(DATASET CONTENT)
***
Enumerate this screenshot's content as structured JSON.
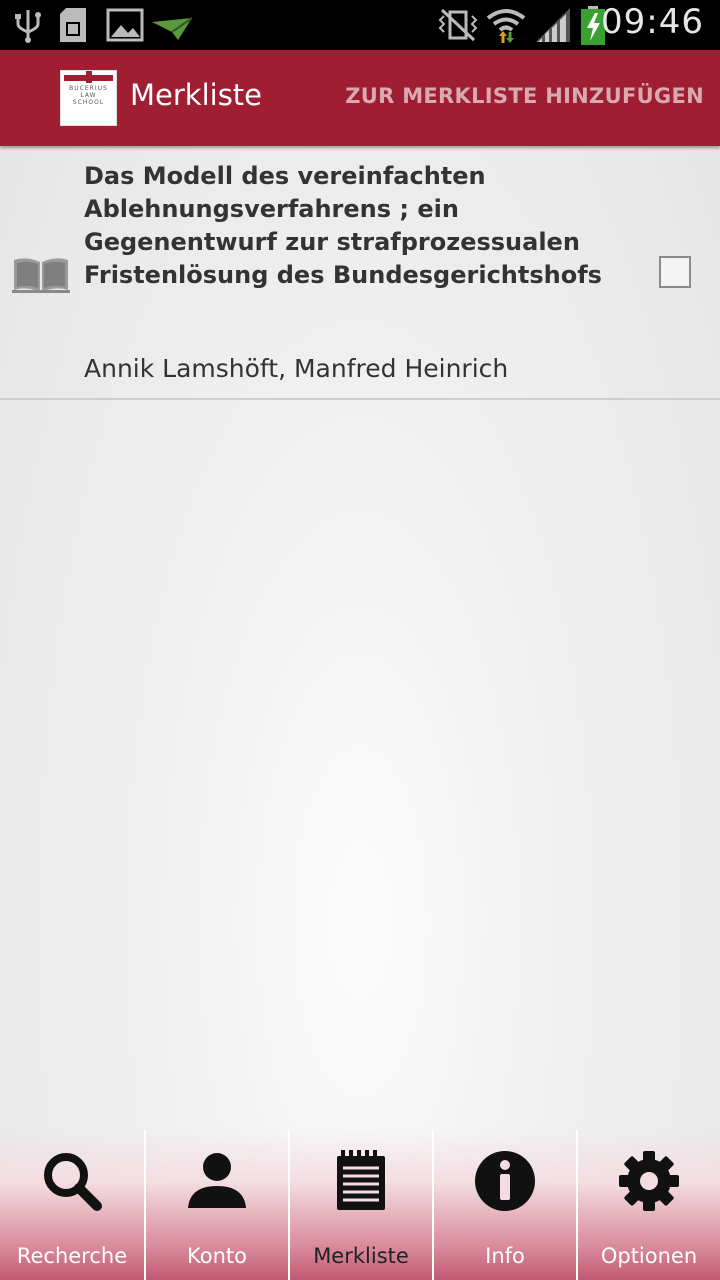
{
  "status_bar": {
    "time": "09:46",
    "icons": [
      "usb-icon",
      "sd-card-icon",
      "image-icon",
      "paper-plane-icon",
      "vibrate-icon",
      "wifi-icon",
      "signal-icon",
      "battery-charging-icon"
    ]
  },
  "action_bar": {
    "logo_text": "BUCERIUS LAW SCHOOL",
    "title": "Merkliste",
    "action_label": "ZUR MERKLISTE HINZUFÜGEN",
    "color": "#a01e32"
  },
  "list": {
    "items": [
      {
        "icon": "book-icon",
        "title": "Das Modell des vereinfachten Ablehnungsverfahrens ; ein Gegenentwurf zur strafprozessualen Fristenlösung des Bundesgerichtshofs",
        "authors": "Annik Lamshöft, Manfred Heinrich",
        "checked": false
      }
    ]
  },
  "tabs": [
    {
      "label": "Recherche",
      "icon": "search-icon"
    },
    {
      "label": "Konto",
      "icon": "user-icon"
    },
    {
      "label": "Merkliste",
      "icon": "notepad-icon",
      "active": true
    },
    {
      "label": "Info",
      "icon": "info-icon"
    },
    {
      "label": "Optionen",
      "icon": "gear-icon"
    }
  ]
}
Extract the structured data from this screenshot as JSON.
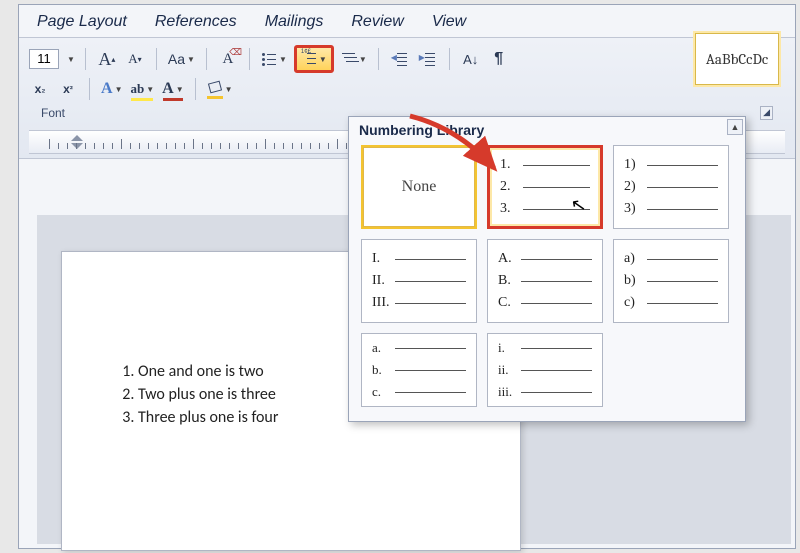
{
  "tabs": [
    "Page Layout",
    "References",
    "Mailings",
    "Review",
    "View"
  ],
  "ribbon": {
    "font_size": "11",
    "grow_font": "A",
    "shrink_font": "A",
    "change_case": "Aa",
    "clear_formatting": "A",
    "subscript": "x",
    "superscript": "x",
    "font_color_glyph": "A",
    "highlight_glyph": "ab",
    "text_color_glyph": "A",
    "sort_glyph": "A↓",
    "pilcrow": "¶",
    "style_swatch": "AaBbCcDc",
    "group_label": "Font"
  },
  "numlib": {
    "title": "Numbering Library",
    "cells": {
      "none": "None",
      "decimal_dot": [
        "1.",
        "2.",
        "3."
      ],
      "decimal_paren": [
        "1)",
        "2)",
        "3)"
      ],
      "upper_roman": [
        "I.",
        "II.",
        "III."
      ],
      "upper_alpha": [
        "A.",
        "B.",
        "C."
      ],
      "lower_alpha_paren": [
        "a)",
        "b)",
        "c)"
      ],
      "lower_alpha_dot": [
        "a.",
        "b.",
        "c."
      ],
      "lower_roman": [
        "i.",
        "ii.",
        "iii."
      ]
    }
  },
  "document": {
    "items": [
      "One and one is two",
      "Two plus one is three",
      "Three plus one is four"
    ]
  }
}
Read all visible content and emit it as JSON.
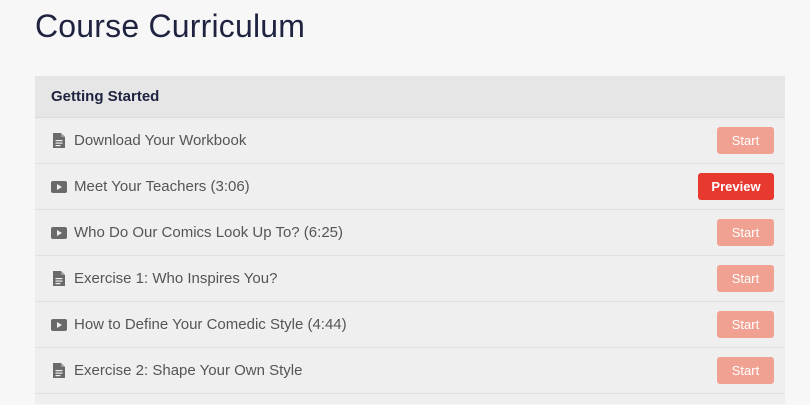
{
  "page": {
    "title": "Course Curriculum"
  },
  "colors": {
    "title_text": "#1f2340",
    "section_bg": "#e6e6e6",
    "row_bg": "#efefef",
    "start_button": "#f0a191",
    "preview_button": "#e8392f"
  },
  "section": {
    "title": "Getting Started",
    "lectures": [
      {
        "icon": "document-icon",
        "title": "Download Your Workbook",
        "action": "Start"
      },
      {
        "icon": "video-play-icon",
        "title": "Meet Your Teachers (3:06)",
        "action": "Preview"
      },
      {
        "icon": "video-play-icon",
        "title": "Who Do Our Comics Look Up To? (6:25)",
        "action": "Start"
      },
      {
        "icon": "document-icon",
        "title": "Exercise 1: Who Inspires You?",
        "action": "Start"
      },
      {
        "icon": "video-play-icon",
        "title": "How to Define Your Comedic Style (4:44)",
        "action": "Start"
      },
      {
        "icon": "document-icon",
        "title": "Exercise 2: Shape Your Own Style",
        "action": "Start"
      }
    ]
  }
}
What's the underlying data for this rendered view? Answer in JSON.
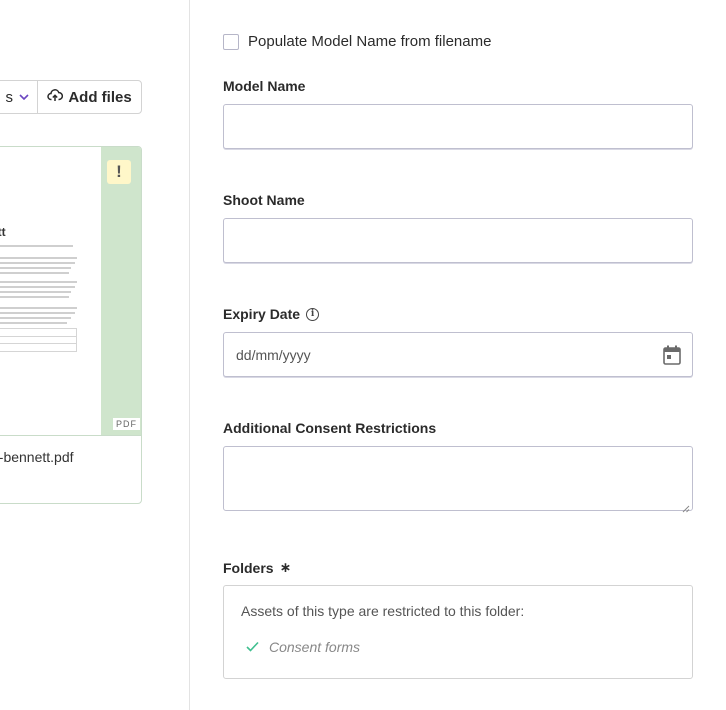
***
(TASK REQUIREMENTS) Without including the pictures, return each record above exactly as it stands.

(WORKED SOLUTION)
Enumerate this screenshot's content as structured JSON.
{
  "status_bar": {
    "time": "09:46",
    "icons": [
      "usb-icon",
      "sd-card-icon",
      "image-icon",
      "paper-plane-icon",
      "vibrate-icon",
      "wifi-icon",
      "signal-icon",
      "battery-charging-icon"
    ]
  },
  "action_bar": {
    "logo_text": "BUCERIUS LAW SCHOOL",
    "title": "Merkliste",
    "action_label": "ZUR MERKLISTE HINZUFÜGEN",
    "color": "#a01e32"
  },
  "list": {
    "items": [
      {
        "icon": "book-icon",
        "title": "Das Modell des vereinfachten Ablehnungsverfahrens ; ein Gegenentwurf zur strafprozessualen Fristenlösung des Bundesgerichtshofs",
        "authors": "Annik Lamshöft, Manfred Heinrich",
        "checked": false
      }
    ]
  },
  "tabs": [
    {
      "label": "Recherche",
      "icon": "search-icon"
    },
    {
      "label": "Konto",
      "icon": "user-icon"
    },
    {
      "label": "Merkliste",
      "icon": "notepad-icon",
      "active": true
    },
    {
      "label": "Info",
      "icon": "info-icon"
    },
    {
      "label": "Optionen",
      "icon": "gear-icon"
    }
  ]
}
Extract the structured data from this screenshot as JSON.
{
  "tabs": [
    "Page Layout",
    "References",
    "Mailings",
    "Review",
    "View"
  ],
  "ribbon": {
    "font_size": "11",
    "grow_font": "A",
    "shrink_font": "A",
    "change_case": "Aa",
    "clear_formatting": "A",
    "subscript": "x",
    "superscript": "x",
    "font_color_glyph": "A",
    "highlight_glyph": "ab",
    "text_color_glyph": "A",
    "sort_glyph": "A↓",
    "pilcrow": "¶",
    "style_swatch": "AaBbCcDc",
    "group_label": "Font"
  },
  "numlib": {
    "title": "Numbering Library",
    "cells": {
      "none": "None",
      "decimal_dot": [
        "1.",
        "2.",
        "3."
      ],
      "decimal_paren": [
        "1)",
        "2)",
        "3)"
      ],
      "upper_roman": [
        "I.",
        "II.",
        "III."
      ],
      "upper_alpha": [
        "A.",
        "B.",
        "C."
      ],
      "lower_alpha_paren": [
        "a)",
        "b)",
        "c)"
      ],
      "lower_alpha_dot": [
        "a.",
        "b.",
        "c."
      ],
      "lower_roman": [
        "i.",
        "ii.",
        "iii."
      ]
    }
  },
  "document": {
    "items": [
      "One and one is two",
      "Two plus one is three",
      "Three plus one is four"
    ]
  }
}
Read all visible content and emit it as JSON.
{
  "page": {
    "title": "Course Curriculum"
  },
  "colors": {
    "title_text": "#1f2340",
    "section_bg": "#e6e6e6",
    "row_bg": "#efefef",
    "start_button": "#f0a191",
    "preview_button": "#e8392f"
  },
  "section": {
    "title": "Getting Started",
    "lectures": [
      {
        "icon": "document-icon",
        "title": "Download Your Workbook",
        "action": "Start"
      },
      {
        "icon": "video-play-icon",
        "title": "Meet Your Teachers (3:06)",
        "action": "Preview"
      },
      {
        "icon": "video-play-icon",
        "title": "Who Do Our Comics Look Up To? (6:25)",
        "action": "Start"
      },
      {
        "icon": "document-icon",
        "title": "Exercise 1: Who Inspires You?",
        "action": "Start"
      },
      {
        "icon": "video-play-icon",
        "title": "How to Define Your Comedic Style (4:44)",
        "action": "Start"
      },
      {
        "icon": "document-icon",
        "title": "Exercise 2: Shape Your Own Style",
        "action": "Start"
      }
    ]
  }
}
What's the underlying data for this rendered view? Answer in JSON.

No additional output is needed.